This week, EPI released the 11th edition of its flagship publication: The State of Working America 2008-09. EPI economists and authors Jared Bernstein, Larry Mishel, and Heidi Shierholz show that, while the 2000s could have been a time of shared prosperity, only a small percentage of the nation’s workers benefited from the booming economy. In a national conference call with journalists, the three authors highlighted their findings. According to Bernstein, while the growth of worker output, or productivity, surpassed the high levels of the 1990s, paychecks stagnated and employer-provided benefits continued to decrease. Shierholz emphasized the halt in job creation and the rise in unemployed workers–1.5 million more at the end of the 2000s business cycle than at its beginning.
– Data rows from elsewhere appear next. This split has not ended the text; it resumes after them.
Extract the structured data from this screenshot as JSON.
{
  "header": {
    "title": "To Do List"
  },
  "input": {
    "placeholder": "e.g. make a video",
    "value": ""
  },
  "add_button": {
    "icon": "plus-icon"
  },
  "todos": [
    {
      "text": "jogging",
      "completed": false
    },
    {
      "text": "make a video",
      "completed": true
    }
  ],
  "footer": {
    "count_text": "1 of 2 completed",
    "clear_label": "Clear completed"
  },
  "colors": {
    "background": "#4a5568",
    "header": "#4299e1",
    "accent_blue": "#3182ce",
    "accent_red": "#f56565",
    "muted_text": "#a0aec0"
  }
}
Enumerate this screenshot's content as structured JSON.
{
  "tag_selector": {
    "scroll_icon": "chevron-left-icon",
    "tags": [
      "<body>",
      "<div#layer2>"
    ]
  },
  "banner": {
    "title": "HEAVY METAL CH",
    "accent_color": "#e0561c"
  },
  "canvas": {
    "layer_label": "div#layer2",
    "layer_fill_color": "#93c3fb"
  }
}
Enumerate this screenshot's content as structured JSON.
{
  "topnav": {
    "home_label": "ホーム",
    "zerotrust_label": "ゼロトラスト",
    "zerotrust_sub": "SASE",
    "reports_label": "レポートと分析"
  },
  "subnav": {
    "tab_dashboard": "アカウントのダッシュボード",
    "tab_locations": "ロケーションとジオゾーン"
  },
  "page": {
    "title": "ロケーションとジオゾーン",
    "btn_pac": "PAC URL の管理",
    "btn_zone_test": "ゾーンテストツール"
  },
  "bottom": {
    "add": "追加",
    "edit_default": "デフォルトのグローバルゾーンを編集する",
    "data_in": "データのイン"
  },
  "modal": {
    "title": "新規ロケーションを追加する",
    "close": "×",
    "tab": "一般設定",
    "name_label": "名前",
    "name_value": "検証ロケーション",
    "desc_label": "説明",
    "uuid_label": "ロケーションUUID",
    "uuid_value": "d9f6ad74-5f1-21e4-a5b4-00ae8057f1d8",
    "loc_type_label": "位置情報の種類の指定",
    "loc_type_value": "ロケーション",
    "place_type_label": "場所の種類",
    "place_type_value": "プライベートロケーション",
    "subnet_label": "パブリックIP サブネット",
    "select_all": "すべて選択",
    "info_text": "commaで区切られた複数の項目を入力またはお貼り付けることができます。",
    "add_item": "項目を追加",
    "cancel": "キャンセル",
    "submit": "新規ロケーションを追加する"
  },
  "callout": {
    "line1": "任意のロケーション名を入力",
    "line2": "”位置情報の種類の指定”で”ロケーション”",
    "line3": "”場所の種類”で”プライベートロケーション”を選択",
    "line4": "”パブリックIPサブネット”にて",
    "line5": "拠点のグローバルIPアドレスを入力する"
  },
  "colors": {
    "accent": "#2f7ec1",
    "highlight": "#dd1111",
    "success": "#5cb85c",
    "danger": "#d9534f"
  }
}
And Mishel showed how the upward redistribution of wealth leaves struggling families with less. Rich with charts and text on earnings, health care coverage, growing inequality, and international comparisons, the book gives an extensive analysis of the economic situation for working Americans, offering evidence for why many Americans experienced the 2000s as a recession, even while the economy grew. Visit the State of Working America Web site now and in coming months to read excerpts, download charts, and to order your copy.
Annual Census numbers on poverty, income, and health coverage
The U.S. Census Bureau’s annual release of poverty, income, and health coverage on Tuesday held some good news for Americans, but drilling down below the surface revealed a continuing erosion of the economy for working people. Although median household income increased slightly and the poverty rate was essentially unchanged from 2006 to 2007, incomes for working families (as opposed to retirees) actually dropped. The decline was especially significant when compared to median income in 2000, which is a better comparison because–like 2007–it was the final year of a cycle of economic growth. Given current conditions, income levels will surely decline further in 2008. The biggest surprise of the release came in the area of health care coverage. The number of uninsured dropped slightly in 2007, but, as EPI economist Elise Gould determined, the decline was due to an increase in government-sponsored coverage for children. Meanwhile, the rate of employer-based insurance coverage continued its seven-year slide.
Social Security: Safe and sound
A recent Congressional Budget Office study confirmed that the Social Security program will be solidly funded for several decades, despite the alarmist predictions being promoted by the well-financed Peterson Foundation, according to a Policy Memo by EPI economist Monique Morrissey. In the long-run, the best way to ensure continued Social Security stability is to fix the U.S. health care system, Morrissey notes.